UNDERSTANDING THE SIGNIFICANCE OF PLAY BEHAVIOUR TO ANIMAL WELFARE IN THE PIG
Play behaviour is commonly observed in young mammals. Play has some resemblance to adult behaviours (e.g. running; play fighting) but at the same time is recognisably different, being performed in an exaggerated, energetic and repetitive manner.
There is much interest in the biology of play especially in the neuroscience underlying play behaviour. Play has also been linked to animal welfare partly because play behaviour is reduced in response to challenges such as hunger and partly because animal play appears to be ‘enjoyable’. Hence play has been proposed as a potential indicator of positive welfare.
One commonly used approach to understand the causes and significance of behaviour is to study behavioural differences between individuals or groups of animals.
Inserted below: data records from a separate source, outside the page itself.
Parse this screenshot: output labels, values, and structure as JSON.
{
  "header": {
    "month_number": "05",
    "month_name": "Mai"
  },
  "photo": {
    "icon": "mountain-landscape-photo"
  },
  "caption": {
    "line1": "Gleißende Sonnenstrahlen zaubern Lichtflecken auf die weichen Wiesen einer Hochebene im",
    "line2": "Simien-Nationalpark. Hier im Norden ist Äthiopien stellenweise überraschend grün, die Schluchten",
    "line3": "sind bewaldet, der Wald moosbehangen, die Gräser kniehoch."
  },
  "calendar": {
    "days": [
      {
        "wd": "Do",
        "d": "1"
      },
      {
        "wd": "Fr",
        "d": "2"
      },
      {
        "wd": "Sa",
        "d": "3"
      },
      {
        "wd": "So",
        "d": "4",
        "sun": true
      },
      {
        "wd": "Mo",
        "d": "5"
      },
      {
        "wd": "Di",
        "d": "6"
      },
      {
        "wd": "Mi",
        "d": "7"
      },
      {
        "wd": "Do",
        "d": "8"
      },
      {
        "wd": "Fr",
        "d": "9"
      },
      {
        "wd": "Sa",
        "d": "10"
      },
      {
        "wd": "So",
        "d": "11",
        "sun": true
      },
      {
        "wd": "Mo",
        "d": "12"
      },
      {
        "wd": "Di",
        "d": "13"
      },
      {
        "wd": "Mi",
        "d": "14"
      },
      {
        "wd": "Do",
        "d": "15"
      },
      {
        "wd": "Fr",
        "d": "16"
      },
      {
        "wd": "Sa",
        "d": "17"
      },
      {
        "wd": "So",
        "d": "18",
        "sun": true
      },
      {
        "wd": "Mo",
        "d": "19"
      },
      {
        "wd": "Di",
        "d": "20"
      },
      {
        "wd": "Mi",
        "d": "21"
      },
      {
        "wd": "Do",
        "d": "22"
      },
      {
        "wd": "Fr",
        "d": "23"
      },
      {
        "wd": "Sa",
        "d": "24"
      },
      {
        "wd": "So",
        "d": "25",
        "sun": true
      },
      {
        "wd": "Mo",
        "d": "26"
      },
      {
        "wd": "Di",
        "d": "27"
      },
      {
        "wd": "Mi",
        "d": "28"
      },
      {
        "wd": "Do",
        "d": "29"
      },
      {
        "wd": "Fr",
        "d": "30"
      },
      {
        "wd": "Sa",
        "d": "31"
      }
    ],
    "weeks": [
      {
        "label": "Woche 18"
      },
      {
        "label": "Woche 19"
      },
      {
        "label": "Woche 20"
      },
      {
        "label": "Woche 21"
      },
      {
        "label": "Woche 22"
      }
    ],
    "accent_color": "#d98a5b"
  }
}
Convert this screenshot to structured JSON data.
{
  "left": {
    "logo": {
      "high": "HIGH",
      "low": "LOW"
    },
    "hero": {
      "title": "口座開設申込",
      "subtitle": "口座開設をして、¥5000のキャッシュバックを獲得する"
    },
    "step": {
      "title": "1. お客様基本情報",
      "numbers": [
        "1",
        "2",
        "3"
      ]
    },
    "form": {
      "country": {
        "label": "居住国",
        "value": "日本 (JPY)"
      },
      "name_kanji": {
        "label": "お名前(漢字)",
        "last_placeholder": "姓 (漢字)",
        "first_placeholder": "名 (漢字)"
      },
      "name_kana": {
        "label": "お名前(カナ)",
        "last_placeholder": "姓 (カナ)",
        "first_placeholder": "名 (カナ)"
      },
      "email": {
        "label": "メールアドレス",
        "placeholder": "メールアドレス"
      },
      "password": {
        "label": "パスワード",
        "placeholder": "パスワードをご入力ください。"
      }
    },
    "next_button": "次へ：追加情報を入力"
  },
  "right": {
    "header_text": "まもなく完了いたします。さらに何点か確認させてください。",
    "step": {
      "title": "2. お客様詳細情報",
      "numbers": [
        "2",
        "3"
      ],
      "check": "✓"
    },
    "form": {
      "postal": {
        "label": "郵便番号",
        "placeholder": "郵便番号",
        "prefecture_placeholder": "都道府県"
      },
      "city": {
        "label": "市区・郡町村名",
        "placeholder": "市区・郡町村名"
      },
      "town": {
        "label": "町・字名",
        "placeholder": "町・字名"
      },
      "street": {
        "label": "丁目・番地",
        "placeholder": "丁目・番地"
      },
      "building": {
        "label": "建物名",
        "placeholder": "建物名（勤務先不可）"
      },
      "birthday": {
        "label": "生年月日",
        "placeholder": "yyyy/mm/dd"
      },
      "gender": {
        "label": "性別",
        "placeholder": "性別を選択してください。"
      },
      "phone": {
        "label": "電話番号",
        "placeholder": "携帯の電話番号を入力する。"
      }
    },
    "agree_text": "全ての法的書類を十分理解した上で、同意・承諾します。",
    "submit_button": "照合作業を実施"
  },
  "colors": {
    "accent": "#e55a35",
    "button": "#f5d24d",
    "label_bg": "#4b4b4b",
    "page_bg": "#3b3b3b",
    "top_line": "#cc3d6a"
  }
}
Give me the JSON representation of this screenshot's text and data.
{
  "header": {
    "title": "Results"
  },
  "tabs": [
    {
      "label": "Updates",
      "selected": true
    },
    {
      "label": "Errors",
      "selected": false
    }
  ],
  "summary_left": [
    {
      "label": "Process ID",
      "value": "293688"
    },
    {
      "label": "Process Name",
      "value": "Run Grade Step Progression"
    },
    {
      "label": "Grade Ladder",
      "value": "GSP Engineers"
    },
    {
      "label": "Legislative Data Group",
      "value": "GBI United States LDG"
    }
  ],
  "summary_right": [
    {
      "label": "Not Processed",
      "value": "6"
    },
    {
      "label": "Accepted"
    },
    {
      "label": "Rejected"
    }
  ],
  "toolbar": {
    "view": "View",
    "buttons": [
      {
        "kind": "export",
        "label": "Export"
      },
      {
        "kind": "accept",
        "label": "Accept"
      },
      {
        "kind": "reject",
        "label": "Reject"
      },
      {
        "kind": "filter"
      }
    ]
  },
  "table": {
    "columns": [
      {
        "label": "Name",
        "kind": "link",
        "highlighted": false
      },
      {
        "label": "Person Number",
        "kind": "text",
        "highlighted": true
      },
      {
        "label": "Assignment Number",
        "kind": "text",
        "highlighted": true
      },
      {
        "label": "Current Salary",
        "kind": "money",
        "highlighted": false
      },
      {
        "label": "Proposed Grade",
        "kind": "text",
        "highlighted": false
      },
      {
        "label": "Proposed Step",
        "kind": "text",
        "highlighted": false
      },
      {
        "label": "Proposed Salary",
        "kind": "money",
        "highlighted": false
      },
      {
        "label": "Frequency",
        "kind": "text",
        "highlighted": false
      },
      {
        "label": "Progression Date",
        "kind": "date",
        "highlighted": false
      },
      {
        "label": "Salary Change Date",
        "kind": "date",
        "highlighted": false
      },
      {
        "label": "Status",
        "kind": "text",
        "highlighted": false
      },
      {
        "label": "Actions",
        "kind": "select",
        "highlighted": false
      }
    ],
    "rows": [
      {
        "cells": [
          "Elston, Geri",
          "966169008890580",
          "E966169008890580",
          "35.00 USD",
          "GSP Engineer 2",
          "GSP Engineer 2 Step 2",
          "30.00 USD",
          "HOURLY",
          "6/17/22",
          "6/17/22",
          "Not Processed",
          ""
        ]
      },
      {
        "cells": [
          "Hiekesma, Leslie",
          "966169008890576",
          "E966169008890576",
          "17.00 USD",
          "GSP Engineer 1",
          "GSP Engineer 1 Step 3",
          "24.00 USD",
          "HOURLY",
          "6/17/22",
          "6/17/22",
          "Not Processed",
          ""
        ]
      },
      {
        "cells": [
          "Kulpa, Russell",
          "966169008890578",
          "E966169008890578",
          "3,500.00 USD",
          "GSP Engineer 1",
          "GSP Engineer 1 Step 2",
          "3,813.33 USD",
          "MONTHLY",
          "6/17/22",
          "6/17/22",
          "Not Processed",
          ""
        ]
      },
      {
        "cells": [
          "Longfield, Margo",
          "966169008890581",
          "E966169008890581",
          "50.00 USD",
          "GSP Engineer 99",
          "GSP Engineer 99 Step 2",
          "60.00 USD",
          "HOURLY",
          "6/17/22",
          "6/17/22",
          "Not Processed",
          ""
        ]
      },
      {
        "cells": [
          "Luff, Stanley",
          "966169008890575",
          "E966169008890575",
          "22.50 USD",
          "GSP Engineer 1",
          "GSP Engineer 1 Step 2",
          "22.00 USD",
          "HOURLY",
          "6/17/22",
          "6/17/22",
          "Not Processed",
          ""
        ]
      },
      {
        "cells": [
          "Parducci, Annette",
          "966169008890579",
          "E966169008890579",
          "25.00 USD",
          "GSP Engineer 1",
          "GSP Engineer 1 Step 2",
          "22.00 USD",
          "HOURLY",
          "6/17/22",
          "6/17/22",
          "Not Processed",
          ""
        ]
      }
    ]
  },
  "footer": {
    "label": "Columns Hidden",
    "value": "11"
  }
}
Study of play behaviour in piglets has shown that there are strong and consistent differences in play between litters of pigs and that these differences are positively correlated to the rate that piglets are growing.
When play is studied over weaning it appears that litters respond differently to the challenge of weaning with indications that litters that are growing well before weaning are more adversely affected in terms of their play behaviour. These results support the use of play as an indicator of behavioural and physical development and potentially as a sensitive welfare indicator during early stages of life.